- _YOUR ASSIGNMENT_
Give back every line of the data, word for word.

(Data about app and page elements)
◆ ◆ ◆ ◆

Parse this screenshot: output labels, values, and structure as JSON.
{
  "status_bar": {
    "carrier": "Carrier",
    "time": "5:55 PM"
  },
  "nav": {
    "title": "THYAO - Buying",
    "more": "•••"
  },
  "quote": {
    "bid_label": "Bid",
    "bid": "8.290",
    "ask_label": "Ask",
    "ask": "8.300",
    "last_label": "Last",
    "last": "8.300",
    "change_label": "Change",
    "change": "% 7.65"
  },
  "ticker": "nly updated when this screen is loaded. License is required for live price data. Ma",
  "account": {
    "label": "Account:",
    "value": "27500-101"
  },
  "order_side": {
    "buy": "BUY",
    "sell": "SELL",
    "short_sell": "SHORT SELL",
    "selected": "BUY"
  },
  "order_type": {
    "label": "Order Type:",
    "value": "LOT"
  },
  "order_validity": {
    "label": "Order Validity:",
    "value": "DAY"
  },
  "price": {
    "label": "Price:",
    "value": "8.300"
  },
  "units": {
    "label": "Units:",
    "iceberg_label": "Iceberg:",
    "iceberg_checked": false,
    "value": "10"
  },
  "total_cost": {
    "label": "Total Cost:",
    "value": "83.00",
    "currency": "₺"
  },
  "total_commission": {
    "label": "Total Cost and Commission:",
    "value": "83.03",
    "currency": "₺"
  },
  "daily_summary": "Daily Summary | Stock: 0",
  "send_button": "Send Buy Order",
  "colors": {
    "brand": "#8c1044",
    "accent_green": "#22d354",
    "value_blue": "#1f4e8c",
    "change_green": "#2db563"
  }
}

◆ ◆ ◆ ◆

- _EXPECTED ANSWER_
Parse this screenshot: output labels, values, and structure as JSON.
{
  "status_bar": {
    "carrier": "Carrier",
    "time": "5:55 PM"
  },
  "nav": {
    "title": "THYAO - Buying",
    "more": "•••"
  },
  "quote": {
    "bid_label": "Bid",
    "bid": "8.290",
    "ask_label": "Ask",
    "ask": "8.300",
    "last_label": "Last",
    "last": "8.300",
    "change_label": "Change",
    "change": "% 7.65"
  },
  "ticker": "nly updated when this screen is loaded. License is required for live price data. Ma",
  "account": {
    "label": "Account:",
    "value": "27500-101"
  },
  "order_side": {
    "buy": "BUY",
    "sell": "SELL",
    "short_sell": "SHORT SELL",
    "selected": "BUY"
  },
  "order_type": {
    "label": "Order Type:",
    "value": "LOT"
  },
  "order_validity": {
    "label": "Order Validity:",
    "value": "DAY"
  },
  "price": {
    "label": "Price:",
    "value": "8.300"
  },
  "units": {
    "label": "Units:",
    "iceberg_label": "Iceberg:",
    "iceberg_checked": false,
    "value": "10"
  },
  "total_cost": {
    "label": "Total Cost:",
    "value": "83.00",
    "currency": "₺"
  },
  "total_commission": {
    "label": "Total Cost and Commission:",
    "value": "83.03",
    "currency": "₺"
  },
  "daily_summary": "Daily Summary | Stock: 0",
  "send_button": "Send Buy Order",
  "colors": {
    "brand": "#8c1044",
    "accent_green": "#22d354",
    "value_blue": "#1f4e8c",
    "change_green": "#2db563"
  }
}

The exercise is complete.